Problem requirements | Could you set down every entry exactly as it stands, without the images?

Given data |
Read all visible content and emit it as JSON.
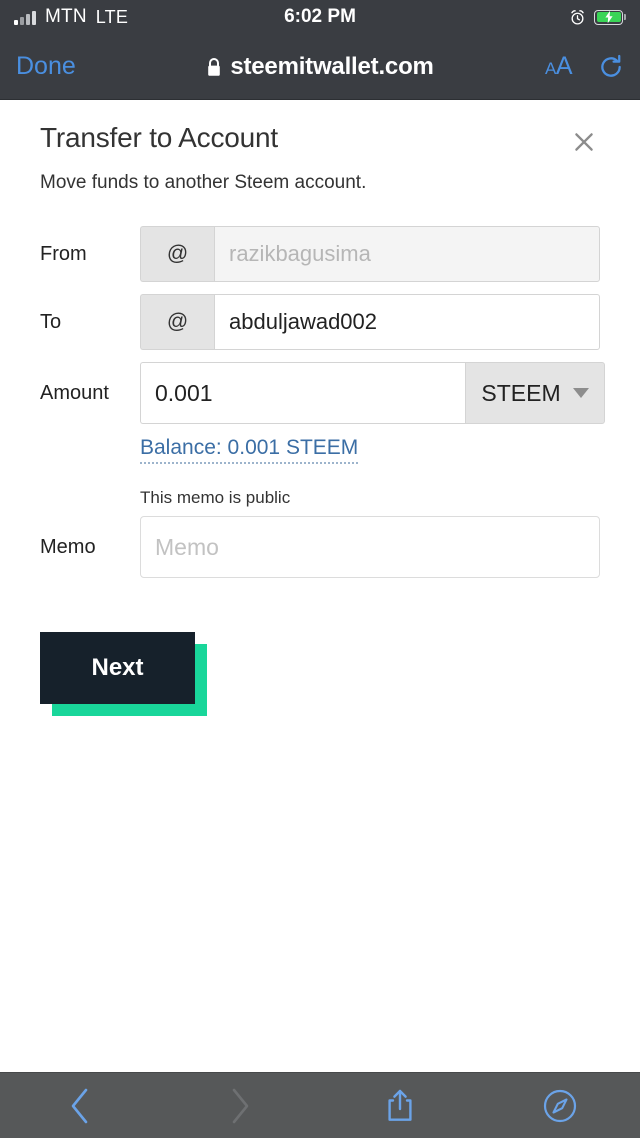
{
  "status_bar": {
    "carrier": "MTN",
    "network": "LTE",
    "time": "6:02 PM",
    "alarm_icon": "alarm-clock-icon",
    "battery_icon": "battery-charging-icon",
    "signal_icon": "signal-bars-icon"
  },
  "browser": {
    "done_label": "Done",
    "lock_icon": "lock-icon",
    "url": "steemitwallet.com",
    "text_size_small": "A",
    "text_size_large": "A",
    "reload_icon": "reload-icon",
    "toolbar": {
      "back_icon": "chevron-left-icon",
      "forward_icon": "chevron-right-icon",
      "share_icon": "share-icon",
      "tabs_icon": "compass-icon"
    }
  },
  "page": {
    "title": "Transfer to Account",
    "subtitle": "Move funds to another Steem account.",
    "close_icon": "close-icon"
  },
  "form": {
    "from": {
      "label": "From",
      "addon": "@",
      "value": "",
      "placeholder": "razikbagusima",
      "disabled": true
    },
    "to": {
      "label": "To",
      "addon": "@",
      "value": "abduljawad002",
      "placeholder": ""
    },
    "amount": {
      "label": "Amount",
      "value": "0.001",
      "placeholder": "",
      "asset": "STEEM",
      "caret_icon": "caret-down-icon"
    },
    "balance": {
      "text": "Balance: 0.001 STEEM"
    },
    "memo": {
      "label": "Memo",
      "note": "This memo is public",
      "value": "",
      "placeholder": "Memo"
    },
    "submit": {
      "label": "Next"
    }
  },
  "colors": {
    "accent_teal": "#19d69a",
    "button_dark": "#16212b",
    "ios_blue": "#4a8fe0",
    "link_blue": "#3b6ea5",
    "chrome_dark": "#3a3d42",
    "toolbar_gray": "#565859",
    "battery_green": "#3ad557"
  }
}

Written reply |
Read all visible content and emit it as JSON.
{
  "status_bar": {
    "carrier": "MTN",
    "network": "LTE",
    "time": "6:02 PM",
    "alarm_icon": "alarm-clock-icon",
    "battery_icon": "battery-charging-icon",
    "signal_icon": "signal-bars-icon"
  },
  "browser": {
    "done_label": "Done",
    "lock_icon": "lock-icon",
    "url": "steemitwallet.com",
    "text_size_small": "A",
    "text_size_large": "A",
    "reload_icon": "reload-icon",
    "toolbar": {
      "back_icon": "chevron-left-icon",
      "forward_icon": "chevron-right-icon",
      "share_icon": "share-icon",
      "tabs_icon": "compass-icon"
    }
  },
  "page": {
    "title": "Transfer to Account",
    "subtitle": "Move funds to another Steem account.",
    "close_icon": "close-icon"
  },
  "form": {
    "from": {
      "label": "From",
      "addon": "@",
      "value": "",
      "placeholder": "razikbagusima",
      "disabled": true
    },
    "to": {
      "label": "To",
      "addon": "@",
      "value": "abduljawad002",
      "placeholder": ""
    },
    "amount": {
      "label": "Amount",
      "value": "0.001",
      "placeholder": "",
      "asset": "STEEM",
      "caret_icon": "caret-down-icon"
    },
    "balance": {
      "text": "Balance: 0.001 STEEM"
    },
    "memo": {
      "label": "Memo",
      "note": "This memo is public",
      "value": "",
      "placeholder": "Memo"
    },
    "submit": {
      "label": "Next"
    }
  },
  "colors": {
    "accent_teal": "#19d69a",
    "button_dark": "#16212b",
    "ios_blue": "#4a8fe0",
    "link_blue": "#3b6ea5",
    "chrome_dark": "#3a3d42",
    "toolbar_gray": "#565859",
    "battery_green": "#3ad557"
  }
}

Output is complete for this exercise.